In the entries below, how many lines hold the word "Parallels"? Answer with the number only.

__Excerpted data__.
══════
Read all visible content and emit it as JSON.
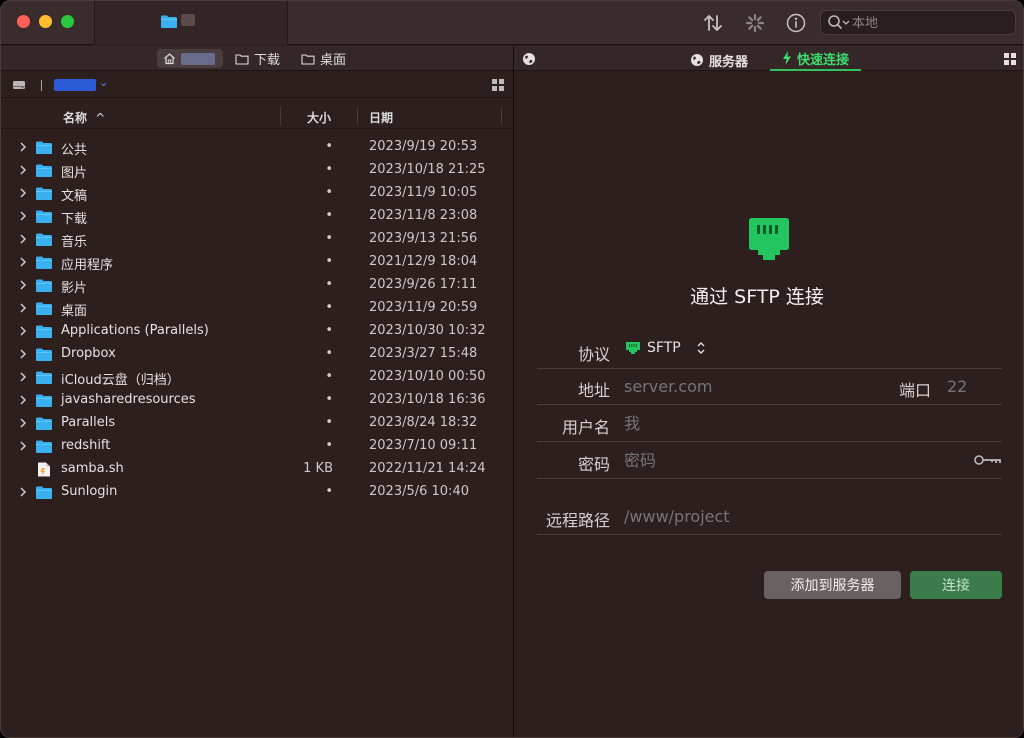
{
  "titlebar": {
    "search_placeholder": "本地",
    "icons": [
      "transfer-icon",
      "activity-icon",
      "info-icon",
      "search-icon"
    ]
  },
  "left": {
    "breadcrumbs": {
      "downloads": "下载",
      "desktop": "桌面"
    },
    "columns": {
      "name": "名称",
      "size": "大小",
      "date": "日期"
    },
    "files": [
      {
        "name": "公共",
        "size": "•",
        "date": "2023/9/19 20:53",
        "type": "folder"
      },
      {
        "name": "图片",
        "size": "•",
        "date": "2023/10/18 21:25",
        "type": "folder"
      },
      {
        "name": "文稿",
        "size": "•",
        "date": "2023/11/9 10:05",
        "type": "folder"
      },
      {
        "name": "下载",
        "size": "•",
        "date": "2023/11/8 23:08",
        "type": "folder"
      },
      {
        "name": "音乐",
        "size": "•",
        "date": "2023/9/13 21:56",
        "type": "folder"
      },
      {
        "name": "应用程序",
        "size": "•",
        "date": "2021/12/9 18:04",
        "type": "folder"
      },
      {
        "name": "影片",
        "size": "•",
        "date": "2023/9/26 17:11",
        "type": "folder"
      },
      {
        "name": "桌面",
        "size": "•",
        "date": "2023/11/9 20:59",
        "type": "folder"
      },
      {
        "name": "Applications (Parallels)",
        "size": "•",
        "date": "2023/10/30 10:32",
        "type": "folder"
      },
      {
        "name": "Dropbox",
        "size": "•",
        "date": "2023/3/27 15:48",
        "type": "folder"
      },
      {
        "name": "iCloud云盘（归档）",
        "size": "•",
        "date": "2023/10/10 00:50",
        "type": "folder"
      },
      {
        "name": "javasharedresources",
        "size": "•",
        "date": "2023/10/18 16:36",
        "type": "folder"
      },
      {
        "name": "Parallels",
        "size": "•",
        "date": "2023/8/24 18:32",
        "type": "folder"
      },
      {
        "name": "redshift",
        "size": "•",
        "date": "2023/7/10 09:11",
        "type": "folder"
      },
      {
        "name": "samba.sh",
        "size": "1 KB",
        "date": "2022/11/21 14:24",
        "type": "file"
      },
      {
        "name": "Sunlogin",
        "size": "•",
        "date": "2023/5/6 10:40",
        "type": "folder"
      }
    ]
  },
  "right": {
    "tabs": {
      "servers": "服务器",
      "quick_connect": "快速连接"
    },
    "title": "通过 SFTP 连接",
    "form": {
      "protocol_label": "协议",
      "protocol_value": "SFTP",
      "address_label": "地址",
      "address_placeholder": "server.com",
      "port_label": "端口",
      "port_placeholder": "22",
      "username_label": "用户名",
      "username_placeholder": "我",
      "password_label": "密码",
      "password_placeholder": "密码",
      "remote_path_label": "远程路径",
      "remote_path_placeholder": "/www/project"
    },
    "buttons": {
      "add_to_servers": "添加到服务器",
      "connect": "连接"
    }
  },
  "colors": {
    "background": "#2e1f1f",
    "accent_green": "#3ddc6c",
    "connect_button": "#3a7d4a",
    "folder_blue": "#3ab0ef"
  }
}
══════
__Solution__. 2